I am not a Facebook fan. At all.
I pretty much have an account for the few dear friends that continue to use the service to contact me via messaging and for me to stay abreast of all things “social” for my day job and freelance gigs. I use it sparingly and when I do I rarely enjoy it. The UI/UX (user interface and user experience) on their website has been a veritable, well-documented train wreck for years now. And when you add in the convoluted, borderline impossible privacy settings… it elevates the FB experience from nuisance, to possibly damning in every social regard.
High drama I know, but in my defense, the “content” (if you can call it that) is a far pinker elephant in the room than my disdain. In my humble opinion Facebook will end up being one of the biggest missed opportunities my generation will have to fess up to before we die.
Why we changed one of the greatest opportunities in history to connect with each other into an open forum to show our ugliest selves will always bother me.
It’s not ALL like that of course. But come on… We all know what I am taking about.
vimeo.com/85421325 So while we won’t ever change the way FB churns its gears day in and day out, that hasn’t stopped the social juggernaut from attempting to change the way we look at it all.
Over the years, they’ve iterated on their official app several times with limited success in changing anything I’ve listed above. But this week? This week was different. On Monday they launched a reimagining of their service, a not so cleverly named app called “Paper”. And, by golly, all of that developer poaching they did over the years has finally paid off!
The first thing you’ll notice right out of the gate while using Facebook’s Paper is that this is a far cry from the Facebook you use on an hourly basis. In fact, I would go as far to say that if it wasn’t for the ill-placed “Facebook” at the top of the initial feed you see in Paper, that you wouldn’t even know you were using a Facebook app. This is a good thing.
Gone are the columns, the click-bait ads, the blue, the shotgun blast of options, the overt notifications, the noise (dear god the noise)… pretty much everything I didn’t like about the UI/UX of the original Facebook app, has been replaced by something entirely different. You launch the app and after you get through the initial onboarding process, you are met immediately with pictures of your friends (and their kids/infants - no, that hasn’t changed), clean lines, clean fonts, very little chrome and an intuitive navigation that is almost entirely gesture-based.
It took me roughly 5 minutes to find literally everything I needed to make Facebook work as it always has for me in the past. Even though everything had changed, miraculously, nothing had been taken away. And just like that, the overall experience of using Facebook had been made exponentially better! This isn’t another rehash of the Facebook a lot of us apparently love and adore - this is its reinvention, and if I was a betting man? I’d say this is what Facebook will be in a few months.

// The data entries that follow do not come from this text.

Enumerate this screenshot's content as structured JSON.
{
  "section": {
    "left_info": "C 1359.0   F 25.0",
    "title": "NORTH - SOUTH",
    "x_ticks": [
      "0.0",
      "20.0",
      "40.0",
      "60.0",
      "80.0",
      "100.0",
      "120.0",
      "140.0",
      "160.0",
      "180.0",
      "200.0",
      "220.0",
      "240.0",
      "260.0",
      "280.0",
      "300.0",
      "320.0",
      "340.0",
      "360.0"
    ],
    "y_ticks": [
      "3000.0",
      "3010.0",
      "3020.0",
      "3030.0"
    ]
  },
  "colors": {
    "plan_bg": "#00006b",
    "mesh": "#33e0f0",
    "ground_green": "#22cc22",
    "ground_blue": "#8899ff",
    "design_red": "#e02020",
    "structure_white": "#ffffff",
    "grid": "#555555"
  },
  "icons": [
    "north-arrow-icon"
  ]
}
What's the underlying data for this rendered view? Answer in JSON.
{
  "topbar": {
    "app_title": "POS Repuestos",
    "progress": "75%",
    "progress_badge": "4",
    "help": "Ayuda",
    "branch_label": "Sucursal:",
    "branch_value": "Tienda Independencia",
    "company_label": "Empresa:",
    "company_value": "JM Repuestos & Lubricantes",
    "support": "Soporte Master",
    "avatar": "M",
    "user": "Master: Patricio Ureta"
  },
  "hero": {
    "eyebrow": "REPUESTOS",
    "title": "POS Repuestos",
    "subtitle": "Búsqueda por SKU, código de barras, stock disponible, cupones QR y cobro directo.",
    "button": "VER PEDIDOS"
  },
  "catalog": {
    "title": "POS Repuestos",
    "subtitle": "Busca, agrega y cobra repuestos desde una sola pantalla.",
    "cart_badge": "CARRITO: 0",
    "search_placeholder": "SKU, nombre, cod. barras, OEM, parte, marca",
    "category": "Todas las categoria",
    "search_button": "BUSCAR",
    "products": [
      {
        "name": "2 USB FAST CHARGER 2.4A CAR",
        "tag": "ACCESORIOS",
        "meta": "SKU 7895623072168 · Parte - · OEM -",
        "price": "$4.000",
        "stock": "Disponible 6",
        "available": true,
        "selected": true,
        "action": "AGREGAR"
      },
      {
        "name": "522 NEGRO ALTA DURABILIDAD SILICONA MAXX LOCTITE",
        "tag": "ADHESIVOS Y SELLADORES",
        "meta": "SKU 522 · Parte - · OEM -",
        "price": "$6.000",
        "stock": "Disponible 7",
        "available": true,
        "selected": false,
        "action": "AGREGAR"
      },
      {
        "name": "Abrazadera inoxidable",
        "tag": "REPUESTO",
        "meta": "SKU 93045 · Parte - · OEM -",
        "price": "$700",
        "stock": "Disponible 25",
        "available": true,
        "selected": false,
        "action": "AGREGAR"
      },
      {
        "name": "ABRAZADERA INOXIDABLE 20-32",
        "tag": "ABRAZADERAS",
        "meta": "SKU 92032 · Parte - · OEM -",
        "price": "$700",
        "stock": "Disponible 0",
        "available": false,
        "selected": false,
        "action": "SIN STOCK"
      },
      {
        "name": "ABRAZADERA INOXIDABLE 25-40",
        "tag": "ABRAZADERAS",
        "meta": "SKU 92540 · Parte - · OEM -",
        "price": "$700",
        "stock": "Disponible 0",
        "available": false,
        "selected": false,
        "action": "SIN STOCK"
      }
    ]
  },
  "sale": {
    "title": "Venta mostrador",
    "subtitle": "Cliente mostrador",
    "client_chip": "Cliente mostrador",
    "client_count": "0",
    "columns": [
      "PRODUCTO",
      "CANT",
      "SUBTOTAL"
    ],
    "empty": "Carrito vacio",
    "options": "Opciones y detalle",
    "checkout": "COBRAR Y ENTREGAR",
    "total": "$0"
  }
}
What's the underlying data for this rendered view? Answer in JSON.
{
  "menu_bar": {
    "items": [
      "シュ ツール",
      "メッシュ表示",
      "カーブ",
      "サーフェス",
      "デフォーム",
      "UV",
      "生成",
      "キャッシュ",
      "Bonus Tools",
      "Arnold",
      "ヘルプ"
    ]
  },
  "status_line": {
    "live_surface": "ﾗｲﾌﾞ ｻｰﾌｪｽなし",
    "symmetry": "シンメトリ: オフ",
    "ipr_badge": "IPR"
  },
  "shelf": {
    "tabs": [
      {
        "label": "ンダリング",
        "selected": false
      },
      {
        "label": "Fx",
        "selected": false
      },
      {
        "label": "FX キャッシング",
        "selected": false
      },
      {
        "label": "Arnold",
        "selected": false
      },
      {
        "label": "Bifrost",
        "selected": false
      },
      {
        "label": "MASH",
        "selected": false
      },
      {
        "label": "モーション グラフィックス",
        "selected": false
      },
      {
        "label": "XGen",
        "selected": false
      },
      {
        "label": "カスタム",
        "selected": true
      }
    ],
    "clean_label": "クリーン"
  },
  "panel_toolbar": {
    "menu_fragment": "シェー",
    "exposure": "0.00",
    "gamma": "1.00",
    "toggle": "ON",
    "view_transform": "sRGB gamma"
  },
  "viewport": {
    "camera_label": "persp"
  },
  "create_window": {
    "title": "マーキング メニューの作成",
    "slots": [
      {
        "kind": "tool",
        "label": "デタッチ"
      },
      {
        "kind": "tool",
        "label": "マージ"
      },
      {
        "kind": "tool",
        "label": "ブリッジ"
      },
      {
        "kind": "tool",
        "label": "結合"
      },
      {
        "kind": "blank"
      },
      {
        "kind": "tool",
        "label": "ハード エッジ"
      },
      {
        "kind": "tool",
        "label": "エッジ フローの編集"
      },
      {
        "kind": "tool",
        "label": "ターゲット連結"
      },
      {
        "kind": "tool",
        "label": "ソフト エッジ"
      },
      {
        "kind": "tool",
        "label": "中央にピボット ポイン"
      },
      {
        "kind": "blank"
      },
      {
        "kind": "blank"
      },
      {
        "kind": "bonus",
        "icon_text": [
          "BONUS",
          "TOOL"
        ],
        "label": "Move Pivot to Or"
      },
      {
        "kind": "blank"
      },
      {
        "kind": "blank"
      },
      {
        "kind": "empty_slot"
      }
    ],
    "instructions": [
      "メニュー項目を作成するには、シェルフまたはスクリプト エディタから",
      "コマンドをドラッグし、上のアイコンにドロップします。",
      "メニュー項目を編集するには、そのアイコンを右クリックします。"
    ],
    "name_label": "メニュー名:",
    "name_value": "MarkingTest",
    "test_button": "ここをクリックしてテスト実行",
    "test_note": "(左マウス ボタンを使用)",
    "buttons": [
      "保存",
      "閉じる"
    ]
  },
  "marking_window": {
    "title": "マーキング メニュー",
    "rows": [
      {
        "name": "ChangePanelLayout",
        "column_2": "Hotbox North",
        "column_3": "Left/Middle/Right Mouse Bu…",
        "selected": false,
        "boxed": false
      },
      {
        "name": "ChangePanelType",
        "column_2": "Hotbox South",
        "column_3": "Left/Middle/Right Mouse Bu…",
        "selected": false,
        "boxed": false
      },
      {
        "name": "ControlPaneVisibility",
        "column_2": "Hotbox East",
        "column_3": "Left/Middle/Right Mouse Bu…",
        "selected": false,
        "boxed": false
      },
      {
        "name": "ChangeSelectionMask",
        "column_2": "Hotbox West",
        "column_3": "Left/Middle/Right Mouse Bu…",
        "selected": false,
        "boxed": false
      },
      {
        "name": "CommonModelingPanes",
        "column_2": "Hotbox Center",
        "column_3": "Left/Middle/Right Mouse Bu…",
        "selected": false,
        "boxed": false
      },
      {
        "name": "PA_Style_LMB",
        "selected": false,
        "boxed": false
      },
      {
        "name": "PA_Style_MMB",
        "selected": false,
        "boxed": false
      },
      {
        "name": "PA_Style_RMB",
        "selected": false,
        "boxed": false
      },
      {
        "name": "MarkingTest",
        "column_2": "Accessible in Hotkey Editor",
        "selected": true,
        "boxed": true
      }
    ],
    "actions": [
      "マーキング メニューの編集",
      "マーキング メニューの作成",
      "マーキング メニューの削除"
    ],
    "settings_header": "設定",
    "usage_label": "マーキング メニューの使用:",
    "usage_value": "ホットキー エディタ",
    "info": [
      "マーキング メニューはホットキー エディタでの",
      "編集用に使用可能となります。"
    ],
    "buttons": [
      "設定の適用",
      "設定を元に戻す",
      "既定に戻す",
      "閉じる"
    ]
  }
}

In fact, it wouldn’t surprise me at all if Facebook replaced their official iOS app entirely with Paper. If only to get rid that awful app icon that Paper currently has, but I digress.
I almost didn’t mention the fact that Paper also has a limited number of “feeds” that deliver content from external sources like CNN, NYT, The Verge, The Wire, Politico, etc… covering a range of topics like “Tech”, “Creators”, “Planet” and “Ideas”. Why? It’s because, frankly, I already have several tried and true, thoroughly enjoyable ways to syndicate and consume information from those kinds of channels. Facebook is immensely late to this game and adding it in now (as pretty as it is) seems like gross afterthought on their part and it definitely, unfortunately for them, comes across that way.
Will you like it better than the zillion other ways you can consume headlines on the computers on your desk and in your pocket? I highly doubt it. But they do exist in Paper if you want to check them out. Just follow the steps during the setup process when you fire up Paper initially.
Like everything else the developers did with Paper, it’s pretty, and straightforward.
That’s an excellent question. After a day of use, I’ve already deleted the official FB app from my iPhone and made my Facebook mobile experience solely Paper-based. And guess what? I’ve used Facebook more in 48 hours than I have in the last 3 months. No joke.
Yes the content is still the same, a lot of what I dislike is still there (I can’t blame Facebook for my feed’s complaints, topics, taste, or… well, you get my point), but man is this a great study in how changing something as subtle (and immensely complex) as an experience can change the way something old can feel.
If you are a fan of Facebook or if you’re simply curious about what the future of the service will more than likely be, I encourage you download Paper from the app store today and see for yourself.